Hafner writes like she must elucidate the audience to a singular life, one filled with her mother’s loving German sometimes-boyfriend and father’s austere British wife, a sister who becomes a mother to Katie and then a pariah to the whole family. She does it with detail and even-handedness, writing of her mother’s alcoholism, “I believed then, as I do now, that my mother had no intention of being the agent of sorrow and hurt, that she was doing the best that she could, that she wanted to take care of her girls but got tripped up.” Another place this equanimity serves her well is when she discusses Zoe, who one moment is buying flowers for grandma and the next locking her in a bathroom during an underage drinking party. The only pitting of characters against each other is done by the characters themselves, not Hafner.
While there is armchair and actual psychology—the family goes to see a therapist—it’s welcomed and not overwhelming. “Mother Daughter Me” is not memoir as confessional, a la Mary Karr, or shock and horror, a la Augusten Burroughs. There are elements of both in the tale, but all the reader hears is a measured voice, the voice of a friend catching up on a complicated life. Humor is not this book’s saving grace, nor is it the most relatable piece of family memoir out there. There’s a little too much complicated specificity and too many bases—alcoholism, neglect, stepfamily, losing a partner, grief—to have “Mother Daughter Me” work in the same way that Joan Didion’s “The Year of Magical Thinking” works. That’s certainly not Hafner’s fault, and alternatively its broad range of issues could be a comfort to a broader swath of readers and intrigue the casual one. But what will really help any reader take heart is the balance; “Mother Daughter Me” might very well go on to be a classic of the genre just because of its steadiness. That Hafner was able to overcome emotional, often tragic, circumstances to at all succeed at professional and personal life is a marvel, and she proves it further with a book that, in its quiet way, shows just how she did it. (Liz Baudler)

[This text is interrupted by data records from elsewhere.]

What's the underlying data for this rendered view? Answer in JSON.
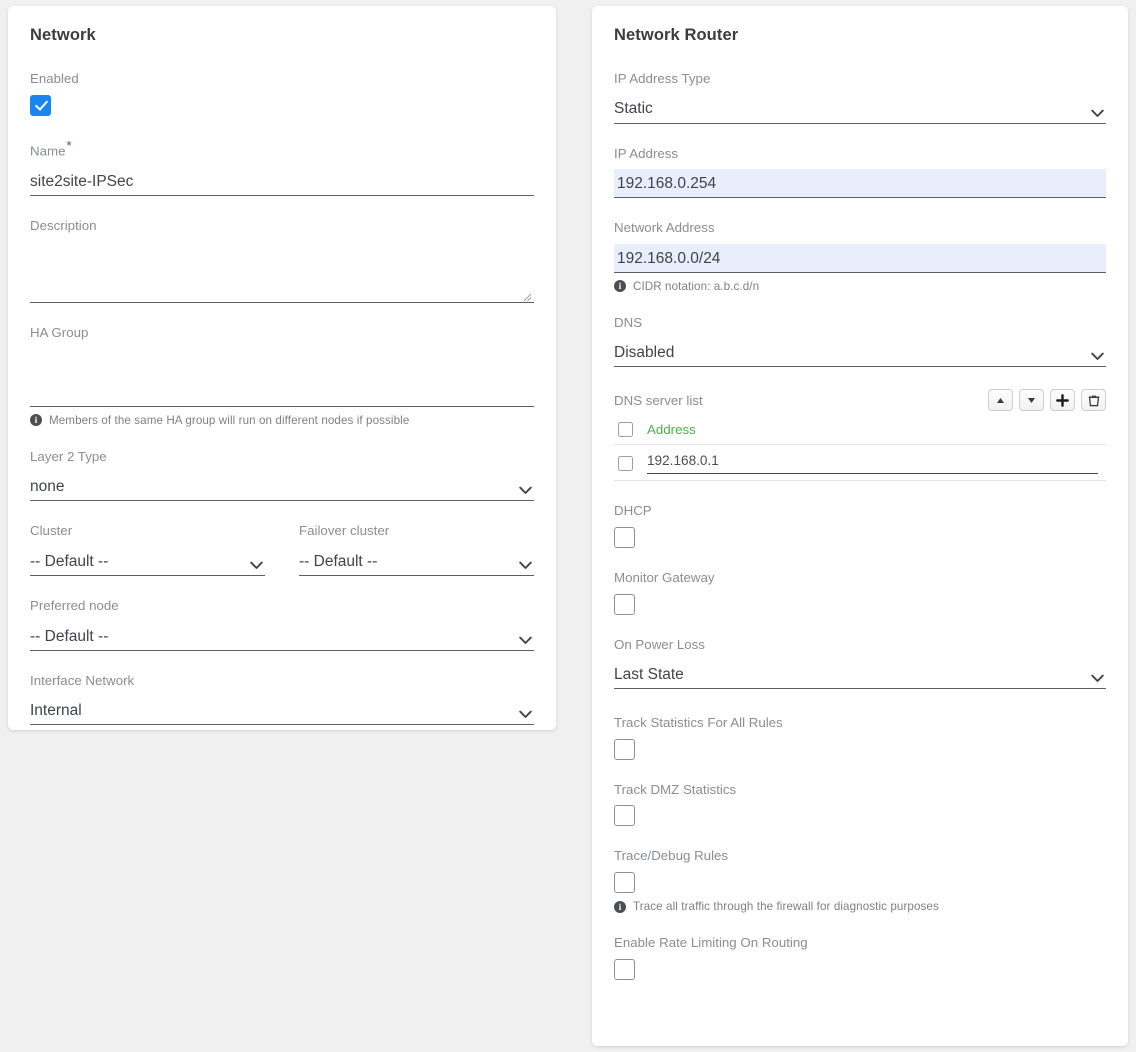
{
  "network_card": {
    "title": "Network",
    "enabled": {
      "label": "Enabled",
      "checked": true
    },
    "name": {
      "label": "Name",
      "required_marker": "*",
      "value": "site2site-IPSec"
    },
    "description": {
      "label": "Description",
      "value": ""
    },
    "ha_group": {
      "label": "HA Group",
      "value": "",
      "hint": "Members of the same HA group will run on different nodes if possible",
      "info_glyph": "i"
    },
    "layer2_type": {
      "label": "Layer 2 Type",
      "value": "none"
    },
    "cluster": {
      "label": "Cluster",
      "value": "-- Default --"
    },
    "failover_cluster": {
      "label": "Failover cluster",
      "value": "-- Default --"
    },
    "preferred_node": {
      "label": "Preferred node",
      "value": "-- Default --"
    },
    "interface_network": {
      "label": "Interface Network",
      "value": "Internal"
    }
  },
  "router_card": {
    "title": "Network Router",
    "ip_address_type": {
      "label": "IP Address Type",
      "value": "Static"
    },
    "ip_address": {
      "label": "IP Address",
      "value": "192.168.0.254"
    },
    "network_address": {
      "label": "Network Address",
      "value": "192.168.0.0/24",
      "hint": "CIDR notation: a.b.c.d/n",
      "info_glyph": "i"
    },
    "dns": {
      "label": "DNS",
      "value": "Disabled"
    },
    "dns_server_list": {
      "label": "DNS server list",
      "tools": [
        {
          "name": "move-up",
          "glyph": "up"
        },
        {
          "name": "move-down",
          "glyph": "down"
        },
        {
          "name": "add",
          "glyph": "plus"
        },
        {
          "name": "delete",
          "glyph": "trash"
        }
      ],
      "columns": [
        "Address"
      ],
      "rows": [
        {
          "address": "192.168.0.1",
          "selected": false
        }
      ],
      "header_selected": false
    },
    "dhcp": {
      "label": "DHCP",
      "checked": false
    },
    "monitor_gateway": {
      "label": "Monitor Gateway",
      "checked": false
    },
    "on_power_loss": {
      "label": "On Power Loss",
      "value": "Last State"
    },
    "track_statistics_all_rules": {
      "label": "Track Statistics For All Rules",
      "checked": false
    },
    "track_dmz_statistics": {
      "label": "Track DMZ Statistics",
      "checked": false
    },
    "trace_debug_rules": {
      "label": "Trace/Debug Rules",
      "checked": false,
      "hint": "Trace all traffic through the firewall for diagnostic purposes",
      "info_glyph": "i"
    },
    "enable_rate_limiting": {
      "label": "Enable Rate Limiting On Routing",
      "checked": false
    }
  },
  "colors": {
    "page_background": "#f0f0f0",
    "card_background": "#ffffff",
    "label_text": "#8a8d91",
    "value_text": "#3f4448",
    "checkbox_checked": "#1a85f0",
    "required_star": "#a03232",
    "column_header_green": "#4caf50",
    "highlight_field": "#e8eefb",
    "underline": "#5e5e5e"
  }
}
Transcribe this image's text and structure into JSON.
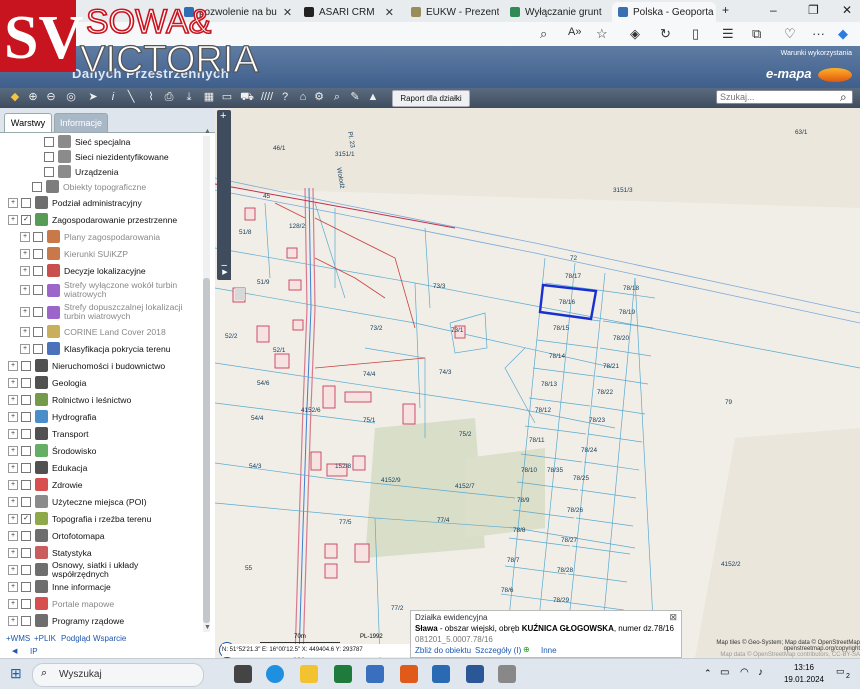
{
  "browser": {
    "tabs": [
      {
        "label": "pozwolenie na bu",
        "fav": "#2f6db5"
      },
      {
        "label": "ASARI CRM",
        "fav": "#222222"
      },
      {
        "label": "EUKW - Prezenta",
        "fav": "#9a8b5a"
      },
      {
        "label": "Wyłączanie grunt",
        "fav": "#2e8b57"
      },
      {
        "label": "Polska - Geoporta",
        "fav": "#3a6fb0"
      }
    ],
    "new_tab": "+",
    "controls": {
      "minimize": "–",
      "restore": "❐",
      "close": "✕"
    },
    "more": "···"
  },
  "watermark": {
    "line1": "SOWA&",
    "line2": "VICTORIA",
    "mark": "SV"
  },
  "site": {
    "subtitle": "Danych Przestrzennych",
    "terms_link": "Warunki wykorzystania",
    "brand": "e-mapa"
  },
  "toolbar": {
    "raport_button": "Raport dla działki",
    "search_placeholder": "Szukaj..."
  },
  "panel": {
    "tabs": [
      "Warstwy",
      "Informacje"
    ],
    "layers": [
      {
        "label": "Sieć specjalna",
        "indent": 3,
        "exp": false,
        "checked": false,
        "dim": false,
        "icon": "special-network-icon",
        "color": "#777"
      },
      {
        "label": "Sieci niezidentyfikowane",
        "indent": 3,
        "exp": false,
        "checked": false,
        "dim": false,
        "icon": "network-icon",
        "color": "#777"
      },
      {
        "label": "Urządzenia",
        "indent": 3,
        "exp": false,
        "checked": false,
        "dim": false,
        "icon": "device-icon",
        "color": "#777"
      },
      {
        "label": "Obiekty topograficzne",
        "indent": 2,
        "exp": false,
        "checked": false,
        "dim": true,
        "icon": "topo-object-icon",
        "color": "#666"
      },
      {
        "label": "Podział administracyjny",
        "indent": 0,
        "exp": true,
        "checked": false,
        "dim": false,
        "icon": "admin-division-icon",
        "color": "#555"
      },
      {
        "label": "Zagospodarowanie przestrzenne",
        "indent": 0,
        "exp": true,
        "checked": true,
        "dim": false,
        "icon": "spatial-planning-icon",
        "color": "#3a8a3a"
      },
      {
        "label": "Plany zagospodarowania",
        "indent": 1,
        "exp": true,
        "checked": false,
        "dim": true,
        "icon": "plans-icon",
        "color": "#c0602a"
      },
      {
        "label": "Kierunki SUiKZP",
        "indent": 1,
        "exp": true,
        "checked": false,
        "dim": true,
        "icon": "directions-icon",
        "color": "#c0602a"
      },
      {
        "label": "Decyzje lokalizacyjne",
        "indent": 1,
        "exp": true,
        "checked": false,
        "dim": false,
        "icon": "decisions-icon",
        "color": "#c03030"
      },
      {
        "label": "Strefy wyłączone wokół turbin wiatrowych",
        "indent": 1,
        "exp": true,
        "checked": false,
        "dim": true,
        "icon": "turbine-exclusion-icon",
        "color": "#8a4ac0"
      },
      {
        "label": "Strefy dopuszczalnej lokalizacji turbin wiatrowych",
        "indent": 1,
        "exp": true,
        "checked": false,
        "dim": true,
        "icon": "turbine-zone-icon",
        "color": "#8a4ac0"
      },
      {
        "label": "CORINE Land Cover 2018",
        "indent": 1,
        "exp": true,
        "checked": false,
        "dim": true,
        "icon": "corine-icon",
        "color": "#c0a040"
      },
      {
        "label": "Klasyfikacja pokrycia terenu",
        "indent": 1,
        "exp": true,
        "checked": false,
        "dim": false,
        "icon": "land-cover-icon",
        "color": "#2a5ab0"
      },
      {
        "label": "Nieruchomości i budownictwo",
        "indent": 0,
        "exp": true,
        "checked": false,
        "dim": false,
        "icon": "building-icon",
        "color": "#333"
      },
      {
        "label": "Geologia",
        "indent": 0,
        "exp": true,
        "checked": false,
        "dim": false,
        "icon": "geology-icon",
        "color": "#333"
      },
      {
        "label": "Rolnictwo i leśnictwo",
        "indent": 0,
        "exp": true,
        "checked": false,
        "dim": false,
        "icon": "agriculture-icon",
        "color": "#5a8a2a"
      },
      {
        "label": "Hydrografia",
        "indent": 0,
        "exp": true,
        "checked": false,
        "dim": false,
        "icon": "hydrography-icon",
        "color": "#2a7ac0"
      },
      {
        "label": "Transport",
        "indent": 0,
        "exp": true,
        "checked": false,
        "dim": false,
        "icon": "transport-icon",
        "color": "#333"
      },
      {
        "label": "Środowisko",
        "indent": 0,
        "exp": true,
        "checked": false,
        "dim": false,
        "icon": "environment-icon",
        "color": "#4aa04a"
      },
      {
        "label": "Edukacja",
        "indent": 0,
        "exp": true,
        "checked": false,
        "dim": false,
        "icon": "education-icon",
        "color": "#333"
      },
      {
        "label": "Zdrowie",
        "indent": 0,
        "exp": true,
        "checked": false,
        "dim": false,
        "icon": "health-icon",
        "color": "#d03030"
      },
      {
        "label": "Użyteczne miejsca (POI)",
        "indent": 0,
        "exp": true,
        "checked": false,
        "dim": false,
        "icon": "poi-icon",
        "color": "#777"
      },
      {
        "label": "Topografia i rzeźba terenu",
        "indent": 0,
        "exp": true,
        "checked": true,
        "dim": false,
        "icon": "topography-icon",
        "color": "#7a9a2a"
      },
      {
        "label": "Ortofotomapa",
        "indent": 0,
        "exp": true,
        "checked": false,
        "dim": false,
        "icon": "orthophoto-icon",
        "color": "#555"
      },
      {
        "label": "Statystyka",
        "indent": 0,
        "exp": true,
        "checked": false,
        "dim": false,
        "icon": "statistics-icon",
        "color": "#c04040"
      },
      {
        "label": "Osnowy, siatki i układy współrzędnych",
        "indent": 0,
        "exp": true,
        "checked": false,
        "dim": false,
        "icon": "grid-icon",
        "color": "#555"
      },
      {
        "label": "Inne informacje",
        "indent": 0,
        "exp": true,
        "checked": false,
        "dim": false,
        "icon": "info-icon",
        "color": "#555"
      },
      {
        "label": "Portale mapowe",
        "indent": 0,
        "exp": true,
        "checked": false,
        "dim": true,
        "icon": "map-portal-icon",
        "color": "#d03030"
      },
      {
        "label": "Programy rządowe",
        "indent": 0,
        "exp": true,
        "checked": false,
        "dim": false,
        "icon": "government-icon",
        "color": "#555"
      }
    ],
    "footer_links": [
      "+WMS",
      "+PLIK",
      "Podgląd",
      "Wsparcie"
    ],
    "ip_label": "IP"
  },
  "map": {
    "selected_parcel": "78/16",
    "parcels": [
      "63/1",
      "46/1",
      "3151/3",
      "3151/1",
      "128/2",
      "51/8",
      "72",
      "78/17",
      "78/18",
      "78/16",
      "78/19",
      "73/3",
      "73/2",
      "73/1",
      "78/15",
      "78/20",
      "52/2",
      "51/9",
      "52/1",
      "78/14",
      "78/21",
      "74/4",
      "74/3",
      "54/6",
      "78/13",
      "78/22",
      "4152/6",
      "75/1",
      "78/12",
      "79",
      "54/4",
      "78/23",
      "75/2",
      "78/11",
      "78/24",
      "54/3",
      "152/8",
      "78/10",
      "78/35",
      "4152/9",
      "4152/7",
      "78/25",
      "78/9",
      "77/5",
      "77/4",
      "78/26",
      "78/8",
      "78/27",
      "55",
      "78/7",
      "4152/2",
      "78/28",
      "78/6",
      "78/29",
      "77/2"
    ],
    "road_label": "Wołodź",
    "road_label_2": "Pl. 23",
    "road_45": "45",
    "scale_label": "70m",
    "coord_ref": "PL-1992",
    "coordinates": "N: 51°52'21.3\" E: 16°00'12.5\"  X: 449404.6  Y: 293787",
    "attribution_1": "Map tiles © Geo-System; Map data © OpenStreetMap",
    "attribution_2": "openstreetmap.org/copyright",
    "attribution_3": "Map data © OpenStreetMap contributors, CC-BY-SA",
    "ok_button": "ok"
  },
  "popup": {
    "title": "Działka ewidencyjna",
    "line1_place": "Sława",
    "line1_rest": " - obszar wiejski, obręb ",
    "line1_obreb": "KUŹNICA GŁOGOWSKA",
    "line1_tail": ", numer dz.78/16",
    "code": "081201_5.0007.78/16",
    "links": [
      "Zbliż do obiektu",
      "Szczegóły (I)",
      "Inne"
    ]
  },
  "taskbar": {
    "search": "Wyszukaj",
    "time": "13:16",
    "date": "19.01.2024",
    "notifications": "2"
  }
}
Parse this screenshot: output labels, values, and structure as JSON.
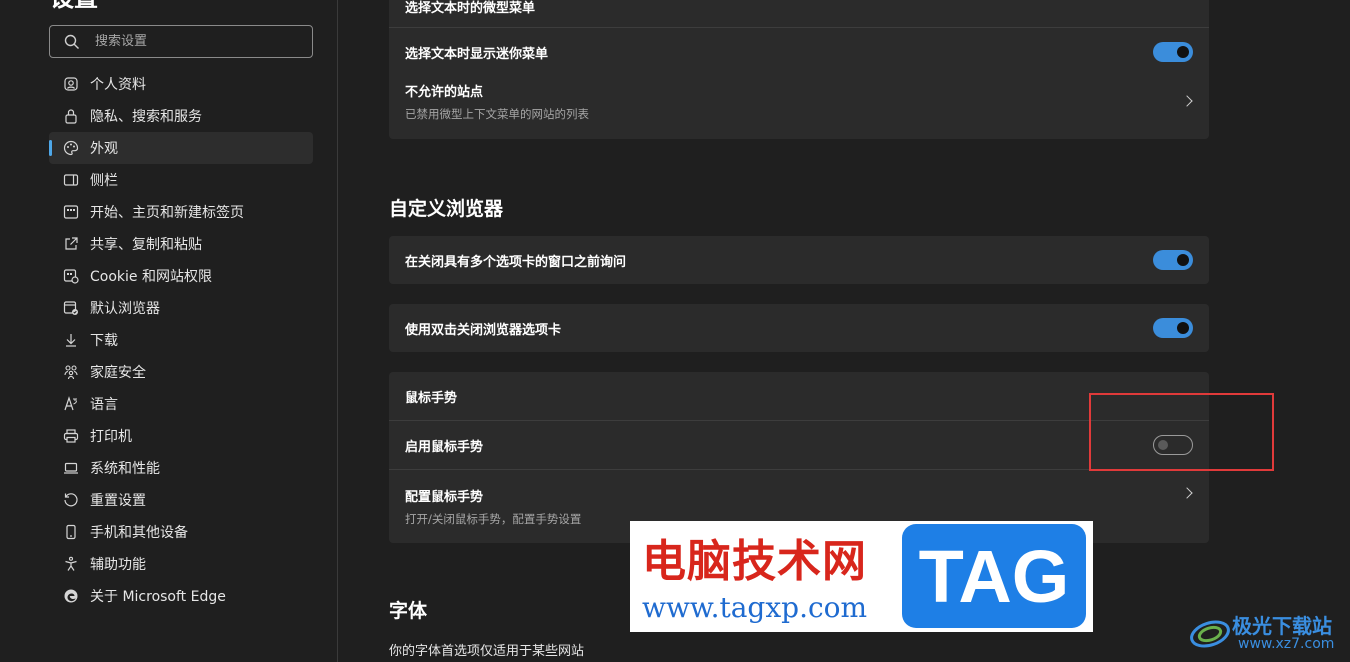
{
  "sidebar": {
    "title": "设置",
    "search_placeholder": "搜索设置",
    "items": [
      {
        "label": "个人资料",
        "icon": "profile-icon"
      },
      {
        "label": "隐私、搜索和服务",
        "icon": "lock-icon"
      },
      {
        "label": "外观",
        "icon": "palette-icon",
        "active": true
      },
      {
        "label": "侧栏",
        "icon": "sidebar-icon"
      },
      {
        "label": "开始、主页和新建标签页",
        "icon": "home-grid-icon"
      },
      {
        "label": "共享、复制和粘贴",
        "icon": "share-icon"
      },
      {
        "label": "Cookie 和网站权限",
        "icon": "cookie-icon"
      },
      {
        "label": "默认浏览器",
        "icon": "browser-icon"
      },
      {
        "label": "下载",
        "icon": "download-icon"
      },
      {
        "label": "家庭安全",
        "icon": "family-icon"
      },
      {
        "label": "语言",
        "icon": "language-icon"
      },
      {
        "label": "打印机",
        "icon": "printer-icon"
      },
      {
        "label": "系统和性能",
        "icon": "laptop-icon"
      },
      {
        "label": "重置设置",
        "icon": "reset-icon"
      },
      {
        "label": "手机和其他设备",
        "icon": "phone-icon"
      },
      {
        "label": "辅助功能",
        "icon": "accessibility-icon"
      },
      {
        "label": "关于 Microsoft Edge",
        "icon": "edge-icon"
      }
    ]
  },
  "main": {
    "card1": {
      "top_label": "选择文本时的微型菜单",
      "mini_menu_label": "选择文本时显示迷你菜单",
      "mini_menu_on": true,
      "blocked_sites_label": "不允许的站点",
      "blocked_sites_desc": "已禁用微型上下文菜单的网站的列表"
    },
    "customize_title": "自定义浏览器",
    "ask_before_close_label": "在关闭具有多个选项卡的窗口之前询问",
    "ask_before_close_on": true,
    "double_click_close_label": "使用双击关闭浏览器选项卡",
    "double_click_close_on": true,
    "mouse_gesture": {
      "header": "鼠标手势",
      "enable_label": "启用鼠标手势",
      "enable_on": false,
      "configure_label": "配置鼠标手势",
      "configure_desc": "打开/关闭鼠标手势，配置手势设置"
    },
    "font_title": "字体",
    "font_desc": "你的字体首选项仅适用于某些网站"
  },
  "watermark": {
    "cn_text": "电脑技术网",
    "url": "www.tagxp.com",
    "tag": "TAG",
    "site_cn": "极光下载站",
    "site_url": "www.xz7.com"
  },
  "colors": {
    "accent": "#3b8ddb",
    "highlight": "#e03a3a",
    "background": "#1f1f1f",
    "card": "#2b2b2b"
  }
}
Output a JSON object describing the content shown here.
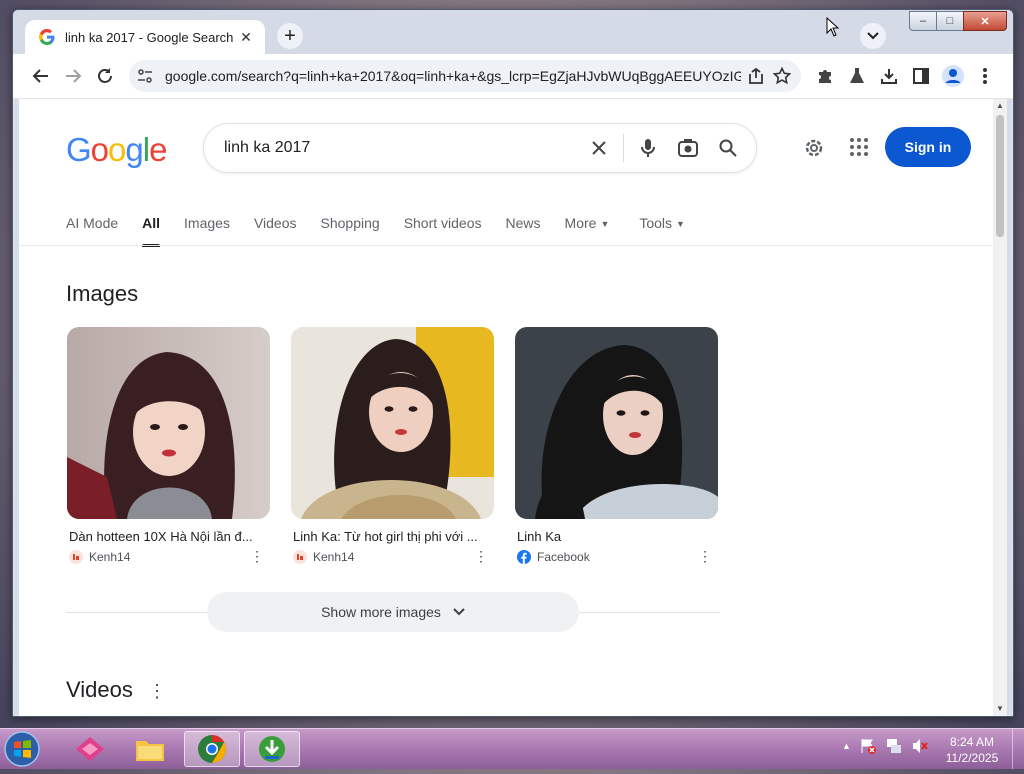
{
  "browser": {
    "tab_title": "linh ka 2017 - Google Search",
    "tab_close": "✕",
    "new_tab": "+",
    "url": "google.com/search?q=linh+ka+2017&oq=linh+ka+&gs_lcrp=EgZjaHJvbWUqBggAEEUYOzIG...",
    "window_controls": {
      "minimize": "‒",
      "maximize": "□",
      "close": "✕"
    }
  },
  "google": {
    "logo_letters": [
      "G",
      "o",
      "o",
      "g",
      "l",
      "e"
    ],
    "logo_colors": [
      "#4285F4",
      "#EA4335",
      "#FBBC05",
      "#4285F4",
      "#34A853",
      "#EA4335"
    ],
    "query": "linh ka 2017",
    "sign_in": "Sign in",
    "tabs": [
      {
        "label": "AI Mode"
      },
      {
        "label": "All"
      },
      {
        "label": "Images"
      },
      {
        "label": "Videos"
      },
      {
        "label": "Shopping"
      },
      {
        "label": "Short videos"
      },
      {
        "label": "News"
      },
      {
        "label": "More"
      },
      {
        "label": "Tools"
      }
    ],
    "images_heading": "Images",
    "images": [
      {
        "caption": "Dàn hotteen 10X Hà Nội lần đ...",
        "source": "Kenh14",
        "more": "⋮"
      },
      {
        "caption": "Linh Ka: Từ hot girl thị phi với ...",
        "source": "Kenh14",
        "more": "⋮"
      },
      {
        "caption": "Linh Ka",
        "source": "Facebook",
        "more": "⋮"
      }
    ],
    "show_more": "Show more images",
    "videos_heading": "Videos",
    "videos_more": "⋮"
  },
  "taskbar": {
    "clock_time": "8:24 AM",
    "clock_date": "11/2/2025",
    "tray_arrow": "▲"
  },
  "colors": {
    "accent": "#0b57d0",
    "active_tab_underline": "#202124"
  }
}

“Mother Daughter Me”
By Katie Hafner
Random House, 288 pages, $26